Start of Material for this exercise

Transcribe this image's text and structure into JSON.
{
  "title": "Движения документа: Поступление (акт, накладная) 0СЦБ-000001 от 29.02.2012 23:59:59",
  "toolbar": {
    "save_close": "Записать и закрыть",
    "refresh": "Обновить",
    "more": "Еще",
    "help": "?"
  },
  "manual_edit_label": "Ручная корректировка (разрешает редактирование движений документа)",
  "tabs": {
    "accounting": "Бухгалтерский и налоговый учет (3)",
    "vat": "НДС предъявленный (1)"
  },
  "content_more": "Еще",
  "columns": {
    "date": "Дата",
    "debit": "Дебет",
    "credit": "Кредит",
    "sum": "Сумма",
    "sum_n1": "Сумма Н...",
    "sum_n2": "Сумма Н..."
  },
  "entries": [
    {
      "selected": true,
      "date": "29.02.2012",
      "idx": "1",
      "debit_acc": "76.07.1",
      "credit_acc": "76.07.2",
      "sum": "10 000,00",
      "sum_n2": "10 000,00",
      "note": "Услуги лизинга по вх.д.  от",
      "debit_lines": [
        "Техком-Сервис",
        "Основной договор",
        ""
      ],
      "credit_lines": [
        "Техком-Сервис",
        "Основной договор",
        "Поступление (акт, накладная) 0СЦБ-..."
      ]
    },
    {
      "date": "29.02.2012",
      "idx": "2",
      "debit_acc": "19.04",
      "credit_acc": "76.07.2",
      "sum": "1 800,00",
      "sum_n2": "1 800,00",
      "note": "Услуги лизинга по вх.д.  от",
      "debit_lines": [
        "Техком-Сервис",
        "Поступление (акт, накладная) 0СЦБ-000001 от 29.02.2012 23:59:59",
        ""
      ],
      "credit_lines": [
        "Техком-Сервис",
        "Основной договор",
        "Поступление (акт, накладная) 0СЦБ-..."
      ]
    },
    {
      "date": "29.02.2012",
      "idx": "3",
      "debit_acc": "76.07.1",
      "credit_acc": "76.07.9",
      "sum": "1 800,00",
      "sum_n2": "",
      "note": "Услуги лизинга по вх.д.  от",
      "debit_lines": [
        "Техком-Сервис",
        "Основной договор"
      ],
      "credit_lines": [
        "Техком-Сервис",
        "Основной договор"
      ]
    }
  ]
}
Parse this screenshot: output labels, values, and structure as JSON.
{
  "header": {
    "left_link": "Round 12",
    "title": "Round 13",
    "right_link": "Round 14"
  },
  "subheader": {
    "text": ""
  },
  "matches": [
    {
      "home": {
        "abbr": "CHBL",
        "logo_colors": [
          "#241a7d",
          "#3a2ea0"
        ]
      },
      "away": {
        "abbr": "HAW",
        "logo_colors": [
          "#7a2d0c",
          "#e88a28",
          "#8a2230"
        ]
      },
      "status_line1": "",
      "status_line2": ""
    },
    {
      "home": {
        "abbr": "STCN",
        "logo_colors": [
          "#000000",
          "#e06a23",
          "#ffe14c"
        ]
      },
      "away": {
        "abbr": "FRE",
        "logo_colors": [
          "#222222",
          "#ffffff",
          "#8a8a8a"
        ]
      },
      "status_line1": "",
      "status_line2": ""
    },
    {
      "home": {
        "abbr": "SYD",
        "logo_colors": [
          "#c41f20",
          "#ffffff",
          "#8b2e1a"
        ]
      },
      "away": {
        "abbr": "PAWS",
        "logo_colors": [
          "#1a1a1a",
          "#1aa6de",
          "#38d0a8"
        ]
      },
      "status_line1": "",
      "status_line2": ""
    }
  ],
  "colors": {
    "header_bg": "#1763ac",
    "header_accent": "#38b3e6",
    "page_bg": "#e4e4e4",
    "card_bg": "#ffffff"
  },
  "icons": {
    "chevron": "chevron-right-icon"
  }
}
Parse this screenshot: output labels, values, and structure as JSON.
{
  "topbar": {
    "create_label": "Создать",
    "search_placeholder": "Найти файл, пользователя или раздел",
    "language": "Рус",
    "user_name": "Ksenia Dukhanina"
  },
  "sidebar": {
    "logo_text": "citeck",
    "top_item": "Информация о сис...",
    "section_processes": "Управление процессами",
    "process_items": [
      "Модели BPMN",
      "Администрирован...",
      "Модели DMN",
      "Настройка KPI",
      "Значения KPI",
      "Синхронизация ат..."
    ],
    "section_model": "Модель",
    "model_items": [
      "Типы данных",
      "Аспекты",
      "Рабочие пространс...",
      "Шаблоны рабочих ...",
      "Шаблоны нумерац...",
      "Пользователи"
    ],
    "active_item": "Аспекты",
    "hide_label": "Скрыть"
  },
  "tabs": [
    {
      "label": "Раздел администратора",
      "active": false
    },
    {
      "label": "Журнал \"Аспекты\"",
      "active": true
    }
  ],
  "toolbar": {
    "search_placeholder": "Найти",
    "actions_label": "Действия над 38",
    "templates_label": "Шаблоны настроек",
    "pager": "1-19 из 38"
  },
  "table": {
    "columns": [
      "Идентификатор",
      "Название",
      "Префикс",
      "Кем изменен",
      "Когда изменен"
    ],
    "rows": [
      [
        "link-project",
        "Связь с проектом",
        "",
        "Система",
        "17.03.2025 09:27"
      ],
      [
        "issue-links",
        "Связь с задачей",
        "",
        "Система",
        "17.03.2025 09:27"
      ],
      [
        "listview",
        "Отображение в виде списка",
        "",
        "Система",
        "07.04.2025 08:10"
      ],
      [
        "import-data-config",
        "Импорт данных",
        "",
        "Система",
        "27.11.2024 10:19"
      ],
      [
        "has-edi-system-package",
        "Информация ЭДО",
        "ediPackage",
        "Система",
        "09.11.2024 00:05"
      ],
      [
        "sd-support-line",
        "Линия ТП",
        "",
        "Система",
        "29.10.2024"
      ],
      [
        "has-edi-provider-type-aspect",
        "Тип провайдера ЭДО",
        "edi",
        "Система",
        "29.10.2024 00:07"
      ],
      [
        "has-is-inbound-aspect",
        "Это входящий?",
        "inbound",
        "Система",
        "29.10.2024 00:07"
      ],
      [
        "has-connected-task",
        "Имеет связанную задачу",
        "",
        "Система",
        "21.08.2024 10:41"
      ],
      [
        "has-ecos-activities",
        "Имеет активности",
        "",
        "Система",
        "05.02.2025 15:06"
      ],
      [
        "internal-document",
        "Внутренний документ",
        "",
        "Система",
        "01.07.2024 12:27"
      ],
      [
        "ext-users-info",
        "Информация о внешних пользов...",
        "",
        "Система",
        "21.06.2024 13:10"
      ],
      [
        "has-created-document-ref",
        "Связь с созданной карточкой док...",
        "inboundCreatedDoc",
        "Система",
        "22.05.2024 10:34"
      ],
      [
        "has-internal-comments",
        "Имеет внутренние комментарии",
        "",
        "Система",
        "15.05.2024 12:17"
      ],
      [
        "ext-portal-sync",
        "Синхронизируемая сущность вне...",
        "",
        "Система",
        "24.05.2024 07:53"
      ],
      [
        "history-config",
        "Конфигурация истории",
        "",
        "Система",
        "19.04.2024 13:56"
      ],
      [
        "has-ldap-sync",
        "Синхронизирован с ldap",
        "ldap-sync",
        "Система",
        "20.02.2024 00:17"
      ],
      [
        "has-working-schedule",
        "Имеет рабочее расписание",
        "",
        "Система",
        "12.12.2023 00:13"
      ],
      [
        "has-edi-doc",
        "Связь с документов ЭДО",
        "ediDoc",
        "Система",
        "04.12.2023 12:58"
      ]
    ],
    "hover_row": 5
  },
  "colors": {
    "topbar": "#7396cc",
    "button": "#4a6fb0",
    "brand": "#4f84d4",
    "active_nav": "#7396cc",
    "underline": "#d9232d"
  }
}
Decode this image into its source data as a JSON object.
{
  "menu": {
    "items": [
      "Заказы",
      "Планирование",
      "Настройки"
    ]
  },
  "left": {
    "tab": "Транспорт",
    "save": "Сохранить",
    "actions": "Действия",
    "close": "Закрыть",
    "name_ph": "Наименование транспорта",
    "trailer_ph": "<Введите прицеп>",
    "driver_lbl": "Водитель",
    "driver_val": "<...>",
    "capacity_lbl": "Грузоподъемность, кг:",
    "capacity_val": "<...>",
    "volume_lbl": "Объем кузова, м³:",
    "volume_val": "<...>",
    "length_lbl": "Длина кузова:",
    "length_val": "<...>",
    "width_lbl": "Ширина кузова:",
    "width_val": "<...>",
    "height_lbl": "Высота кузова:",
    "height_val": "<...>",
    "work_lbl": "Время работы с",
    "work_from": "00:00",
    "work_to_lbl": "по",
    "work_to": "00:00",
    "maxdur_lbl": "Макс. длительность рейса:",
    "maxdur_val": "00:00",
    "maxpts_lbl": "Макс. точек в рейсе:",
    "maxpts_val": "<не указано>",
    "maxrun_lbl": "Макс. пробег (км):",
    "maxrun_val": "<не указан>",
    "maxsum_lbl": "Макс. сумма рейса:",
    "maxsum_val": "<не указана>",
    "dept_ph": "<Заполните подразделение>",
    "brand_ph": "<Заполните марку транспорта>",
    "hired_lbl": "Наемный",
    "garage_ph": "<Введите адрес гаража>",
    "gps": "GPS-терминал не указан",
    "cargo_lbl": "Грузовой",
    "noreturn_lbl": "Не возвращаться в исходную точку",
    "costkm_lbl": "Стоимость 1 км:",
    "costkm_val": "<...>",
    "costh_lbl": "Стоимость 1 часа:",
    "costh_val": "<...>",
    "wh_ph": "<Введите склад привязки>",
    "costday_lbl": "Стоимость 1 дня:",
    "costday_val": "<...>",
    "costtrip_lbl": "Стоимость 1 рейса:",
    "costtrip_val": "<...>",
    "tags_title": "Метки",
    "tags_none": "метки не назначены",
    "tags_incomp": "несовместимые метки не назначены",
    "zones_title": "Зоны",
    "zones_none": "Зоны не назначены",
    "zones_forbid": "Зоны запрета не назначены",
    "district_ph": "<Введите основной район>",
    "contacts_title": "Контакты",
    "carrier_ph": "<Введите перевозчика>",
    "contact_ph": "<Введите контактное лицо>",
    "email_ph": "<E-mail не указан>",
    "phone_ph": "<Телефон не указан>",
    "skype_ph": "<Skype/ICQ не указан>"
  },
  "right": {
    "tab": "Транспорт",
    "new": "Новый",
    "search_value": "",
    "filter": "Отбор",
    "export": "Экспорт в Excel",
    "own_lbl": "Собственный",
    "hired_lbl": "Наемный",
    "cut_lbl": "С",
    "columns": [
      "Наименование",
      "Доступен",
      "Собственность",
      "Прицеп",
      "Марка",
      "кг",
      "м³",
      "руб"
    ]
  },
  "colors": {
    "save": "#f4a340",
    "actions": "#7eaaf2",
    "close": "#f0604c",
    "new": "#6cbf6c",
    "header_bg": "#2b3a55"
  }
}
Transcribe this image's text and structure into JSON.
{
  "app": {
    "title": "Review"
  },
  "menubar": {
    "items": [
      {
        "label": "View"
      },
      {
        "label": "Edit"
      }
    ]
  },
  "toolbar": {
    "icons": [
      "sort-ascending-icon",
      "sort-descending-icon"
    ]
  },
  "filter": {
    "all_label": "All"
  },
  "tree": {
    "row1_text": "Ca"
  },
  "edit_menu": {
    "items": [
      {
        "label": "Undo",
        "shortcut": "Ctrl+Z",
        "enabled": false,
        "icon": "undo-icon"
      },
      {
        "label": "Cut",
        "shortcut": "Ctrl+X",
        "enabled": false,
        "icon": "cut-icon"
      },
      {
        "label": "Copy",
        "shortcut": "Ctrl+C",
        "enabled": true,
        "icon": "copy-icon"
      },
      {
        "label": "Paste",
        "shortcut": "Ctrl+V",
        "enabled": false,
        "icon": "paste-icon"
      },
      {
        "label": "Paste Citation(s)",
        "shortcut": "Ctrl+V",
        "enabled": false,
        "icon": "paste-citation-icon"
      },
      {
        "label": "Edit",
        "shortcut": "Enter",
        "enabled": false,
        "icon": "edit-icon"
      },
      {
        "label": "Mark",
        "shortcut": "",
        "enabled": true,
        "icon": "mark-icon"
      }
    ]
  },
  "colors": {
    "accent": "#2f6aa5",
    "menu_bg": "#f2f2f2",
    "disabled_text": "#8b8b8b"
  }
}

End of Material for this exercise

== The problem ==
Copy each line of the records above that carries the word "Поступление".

== Answer to the exercise ==
  "title": "Движения документа: Поступление (акт, накладная) 0СЦБ-000001 от 29.02.2012 23:59:59",
        "Поступление (акт, накладная) 0СЦБ-..."
        "Поступление (акт, накладная) 0СЦБ-000001 от 29.02.2012 23:59:59",
        "Поступление (акт, накладная) 0СЦБ-..."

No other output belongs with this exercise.